Each entry must be returned exactly. None may be omitted.

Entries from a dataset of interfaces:
»»

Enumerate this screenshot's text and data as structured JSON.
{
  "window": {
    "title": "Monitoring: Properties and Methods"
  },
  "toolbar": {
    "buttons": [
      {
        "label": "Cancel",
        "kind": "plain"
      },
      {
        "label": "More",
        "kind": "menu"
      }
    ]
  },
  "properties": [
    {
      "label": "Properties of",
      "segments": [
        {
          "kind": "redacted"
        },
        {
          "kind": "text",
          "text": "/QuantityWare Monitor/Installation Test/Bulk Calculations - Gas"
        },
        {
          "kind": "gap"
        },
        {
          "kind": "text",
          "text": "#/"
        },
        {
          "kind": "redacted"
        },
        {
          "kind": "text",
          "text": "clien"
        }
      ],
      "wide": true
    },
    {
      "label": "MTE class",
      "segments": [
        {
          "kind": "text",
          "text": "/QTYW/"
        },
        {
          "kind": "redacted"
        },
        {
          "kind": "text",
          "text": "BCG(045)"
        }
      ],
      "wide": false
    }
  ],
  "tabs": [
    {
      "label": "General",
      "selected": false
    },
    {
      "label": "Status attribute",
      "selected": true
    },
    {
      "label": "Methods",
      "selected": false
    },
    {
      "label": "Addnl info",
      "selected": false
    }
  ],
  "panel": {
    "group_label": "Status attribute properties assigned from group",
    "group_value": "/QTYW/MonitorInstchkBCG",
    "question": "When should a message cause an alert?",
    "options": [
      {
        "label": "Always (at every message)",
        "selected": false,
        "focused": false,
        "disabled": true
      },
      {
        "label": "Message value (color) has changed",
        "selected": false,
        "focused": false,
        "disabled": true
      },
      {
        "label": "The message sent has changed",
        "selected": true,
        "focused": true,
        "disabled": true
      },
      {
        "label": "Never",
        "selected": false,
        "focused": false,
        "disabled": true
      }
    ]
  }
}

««

Task response:
Enumerate this screenshot's text and data as structured JSON.
{
  "window": {
    "title": "Monitoring: Properties and Methods"
  },
  "toolbar": {
    "buttons": [
      {
        "label": "Cancel",
        "kind": "plain"
      },
      {
        "label": "More",
        "kind": "menu"
      }
    ]
  },
  "properties": [
    {
      "label": "Properties of",
      "segments": [
        {
          "kind": "redacted"
        },
        {
          "kind": "text",
          "text": "/QuantityWare Monitor/Installation Test/Bulk Calculations - Gas"
        },
        {
          "kind": "gap"
        },
        {
          "kind": "text",
          "text": "#/"
        },
        {
          "kind": "redacted"
        },
        {
          "kind": "text",
          "text": "clien"
        }
      ],
      "wide": true
    },
    {
      "label": "MTE class",
      "segments": [
        {
          "kind": "text",
          "text": "/QTYW/"
        },
        {
          "kind": "redacted"
        },
        {
          "kind": "text",
          "text": "BCG(045)"
        }
      ],
      "wide": false
    }
  ],
  "tabs": [
    {
      "label": "General",
      "selected": false
    },
    {
      "label": "Status attribute",
      "selected": true
    },
    {
      "label": "Methods",
      "selected": false
    },
    {
      "label": "Addnl info",
      "selected": false
    }
  ],
  "panel": {
    "group_label": "Status attribute properties assigned from group",
    "group_value": "/QTYW/MonitorInstchkBCG",
    "question": "When should a message cause an alert?",
    "options": [
      {
        "label": "Always (at every message)",
        "selected": false,
        "focused": false,
        "disabled": true
      },
      {
        "label": "Message value (color) has changed",
        "selected": false,
        "focused": false,
        "disabled": true
      },
      {
        "label": "The message sent has changed",
        "selected": true,
        "focused": true,
        "disabled": true
      },
      {
        "label": "Never",
        "selected": false,
        "focused": false,
        "disabled": true
      }
    ]
  }
}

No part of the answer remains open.